▶ Work required
Copy the data below exactly.

▶ Records for this task
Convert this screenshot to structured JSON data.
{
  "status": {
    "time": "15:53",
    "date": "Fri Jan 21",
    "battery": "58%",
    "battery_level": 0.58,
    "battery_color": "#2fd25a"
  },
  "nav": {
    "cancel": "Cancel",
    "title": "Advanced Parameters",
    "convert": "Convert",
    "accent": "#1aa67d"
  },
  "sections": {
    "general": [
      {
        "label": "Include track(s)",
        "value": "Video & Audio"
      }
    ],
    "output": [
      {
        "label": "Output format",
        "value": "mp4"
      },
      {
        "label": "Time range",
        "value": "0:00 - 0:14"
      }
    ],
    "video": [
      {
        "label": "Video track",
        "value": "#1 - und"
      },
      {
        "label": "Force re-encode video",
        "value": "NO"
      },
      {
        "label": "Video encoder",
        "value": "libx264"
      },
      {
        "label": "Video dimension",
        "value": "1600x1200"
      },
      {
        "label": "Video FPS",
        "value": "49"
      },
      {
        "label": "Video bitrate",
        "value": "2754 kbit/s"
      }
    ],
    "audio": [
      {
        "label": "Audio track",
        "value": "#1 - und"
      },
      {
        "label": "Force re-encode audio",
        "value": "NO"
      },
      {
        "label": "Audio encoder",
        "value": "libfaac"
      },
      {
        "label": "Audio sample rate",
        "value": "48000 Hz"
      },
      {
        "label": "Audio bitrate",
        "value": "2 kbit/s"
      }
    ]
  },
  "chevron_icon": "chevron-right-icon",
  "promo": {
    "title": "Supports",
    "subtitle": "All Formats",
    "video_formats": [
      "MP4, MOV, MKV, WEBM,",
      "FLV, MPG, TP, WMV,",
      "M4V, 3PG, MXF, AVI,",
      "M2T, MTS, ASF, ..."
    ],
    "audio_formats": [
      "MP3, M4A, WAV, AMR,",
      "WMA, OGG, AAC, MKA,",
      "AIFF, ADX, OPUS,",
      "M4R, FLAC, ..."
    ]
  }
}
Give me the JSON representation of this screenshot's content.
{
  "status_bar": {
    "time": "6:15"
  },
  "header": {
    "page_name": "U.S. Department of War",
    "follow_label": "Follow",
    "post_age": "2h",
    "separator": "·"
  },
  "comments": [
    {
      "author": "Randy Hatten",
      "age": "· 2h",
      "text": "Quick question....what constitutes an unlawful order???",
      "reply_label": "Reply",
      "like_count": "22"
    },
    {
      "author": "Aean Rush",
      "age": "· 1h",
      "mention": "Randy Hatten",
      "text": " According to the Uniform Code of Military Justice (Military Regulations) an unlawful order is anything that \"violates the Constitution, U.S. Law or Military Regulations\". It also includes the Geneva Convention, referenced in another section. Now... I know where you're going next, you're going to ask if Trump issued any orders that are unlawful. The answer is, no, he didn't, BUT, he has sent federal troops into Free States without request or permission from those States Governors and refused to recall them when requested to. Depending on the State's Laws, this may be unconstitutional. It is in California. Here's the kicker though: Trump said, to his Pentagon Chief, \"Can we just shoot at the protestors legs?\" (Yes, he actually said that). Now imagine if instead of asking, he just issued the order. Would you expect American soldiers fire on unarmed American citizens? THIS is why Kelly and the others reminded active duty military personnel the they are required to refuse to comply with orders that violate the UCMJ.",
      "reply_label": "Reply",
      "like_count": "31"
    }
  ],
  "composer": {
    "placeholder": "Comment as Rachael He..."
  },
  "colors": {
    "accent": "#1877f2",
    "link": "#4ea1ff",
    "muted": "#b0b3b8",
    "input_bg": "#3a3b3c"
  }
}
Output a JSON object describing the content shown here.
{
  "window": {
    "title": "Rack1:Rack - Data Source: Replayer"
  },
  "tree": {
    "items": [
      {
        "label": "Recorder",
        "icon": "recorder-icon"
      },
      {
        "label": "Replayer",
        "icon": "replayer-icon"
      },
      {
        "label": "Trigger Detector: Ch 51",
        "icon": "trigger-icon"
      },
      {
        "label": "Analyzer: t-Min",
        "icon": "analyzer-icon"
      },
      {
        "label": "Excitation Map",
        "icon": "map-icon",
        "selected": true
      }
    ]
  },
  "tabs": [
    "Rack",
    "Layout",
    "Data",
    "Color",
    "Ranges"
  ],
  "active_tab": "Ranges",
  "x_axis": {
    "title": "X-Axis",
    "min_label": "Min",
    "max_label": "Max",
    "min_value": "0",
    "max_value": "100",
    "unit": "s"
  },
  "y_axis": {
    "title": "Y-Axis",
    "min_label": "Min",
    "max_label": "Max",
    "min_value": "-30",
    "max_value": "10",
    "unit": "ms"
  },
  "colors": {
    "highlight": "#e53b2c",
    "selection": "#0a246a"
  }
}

▶ Completed exercise
Convert this screenshot to structured JSON data.
{
  "status": {
    "time": "15:53",
    "date": "Fri Jan 21",
    "battery": "58%",
    "battery_level": 0.58,
    "battery_color": "#2fd25a"
  },
  "nav": {
    "cancel": "Cancel",
    "title": "Advanced Parameters",
    "convert": "Convert",
    "accent": "#1aa67d"
  },
  "sections": {
    "general": [
      {
        "label": "Include track(s)",
        "value": "Video & Audio"
      }
    ],
    "output": [
      {
        "label": "Output format",
        "value": "mp4"
      },
      {
        "label": "Time range",
        "value": "0:00 - 0:14"
      }
    ],
    "video": [
      {
        "label": "Video track",
        "value": "#1 - und"
      },
      {
        "label": "Force re-encode video",
        "value": "NO"
      },
      {
        "label": "Video encoder",
        "value": "libx264"
      },
      {
        "label": "Video dimension",
        "value": "1600x1200"
      },
      {
        "label": "Video FPS",
        "value": "49"
      },
      {
        "label": "Video bitrate",
        "value": "2754 kbit/s"
      }
    ],
    "audio": [
      {
        "label": "Audio track",
        "value": "#1 - und"
      },
      {
        "label": "Force re-encode audio",
        "value": "NO"
      },
      {
        "label": "Audio encoder",
        "value": "libfaac"
      },
      {
        "label": "Audio sample rate",
        "value": "48000 Hz"
      },
      {
        "label": "Audio bitrate",
        "value": "2 kbit/s"
      }
    ]
  },
  "chevron_icon": "chevron-right-icon",
  "promo": {
    "title": "Supports",
    "subtitle": "All Formats",
    "video_formats": [
      "MP4, MOV, MKV, WEBM,",
      "FLV, MPG, TP, WMV,",
      "M4V, 3PG, MXF, AVI,",
      "M2T, MTS, ASF, ..."
    ],
    "audio_formats": [
      "MP3, M4A, WAV, AMR,",
      "WMA, OGG, AAC, MKA,",
      "AIFF, ADX, OPUS,",
      "M4R, FLAC, ..."
    ]
  }
}
Give me the JSON representation of this screenshot's content.
{
  "status_bar": {
    "time": "6:15"
  },
  "header": {
    "page_name": "U.S. Department of War",
    "follow_label": "Follow",
    "post_age": "2h",
    "separator": "·"
  },
  "comments": [
    {
      "author": "Randy Hatten",
      "age": "· 2h",
      "text": "Quick question....what constitutes an unlawful order???",
      "reply_label": "Reply",
      "like_count": "22"
    },
    {
      "author": "Aean Rush",
      "age": "· 1h",
      "mention": "Randy Hatten",
      "text": " According to the Uniform Code of Military Justice (Military Regulations) an unlawful order is anything that \"violates the Constitution, U.S. Law or Military Regulations\". It also includes the Geneva Convention, referenced in another section. Now... I know where you're going next, you're going to ask if Trump issued any orders that are unlawful. The answer is, no, he didn't, BUT, he has sent federal troops into Free States without request or permission from those States Governors and refused to recall them when requested to. Depending on the State's Laws, this may be unconstitutional. It is in California. Here's the kicker though: Trump said, to his Pentagon Chief, \"Can we just shoot at the protestors legs?\" (Yes, he actually said that). Now imagine if instead of asking, he just issued the order. Would you expect American soldiers fire on unarmed American citizens? THIS is why Kelly and the others reminded active duty military personnel the they are required to refuse to comply with orders that violate the UCMJ.",
      "reply_label": "Reply",
      "like_count": "31"
    }
  ],
  "composer": {
    "placeholder": "Comment as Rachael He..."
  },
  "colors": {
    "accent": "#1877f2",
    "link": "#4ea1ff",
    "muted": "#b0b3b8",
    "input_bg": "#3a3b3c"
  }
}
Output a JSON object describing the content shown here.
{
  "window": {
    "title": "Rack1:Rack - Data Source: Replayer"
  },
  "tree": {
    "items": [
      {
        "label": "Recorder",
        "icon": "recorder-icon"
      },
      {
        "label": "Replayer",
        "icon": "replayer-icon"
      },
      {
        "label": "Trigger Detector: Ch 51",
        "icon": "trigger-icon"
      },
      {
        "label": "Analyzer: t-Min",
        "icon": "analyzer-icon"
      },
      {
        "label": "Excitation Map",
        "icon": "map-icon",
        "selected": true
      }
    ]
  },
  "tabs": [
    "Rack",
    "Layout",
    "Data",
    "Color",
    "Ranges"
  ],
  "active_tab": "Ranges",
  "x_axis": {
    "title": "X-Axis",
    "min_label": "Min",
    "max_label": "Max",
    "min_value": "0",
    "max_value": "100",
    "unit": "s"
  },
  "y_axis": {
    "title": "Y-Axis",
    "min_label": "Min",
    "max_label": "Max",
    "min_value": "-30",
    "max_value": "10",
    "unit": "ms"
  },
  "colors": {
    "highlight": "#e53b2c",
    "selection": "#0a246a"
  }
}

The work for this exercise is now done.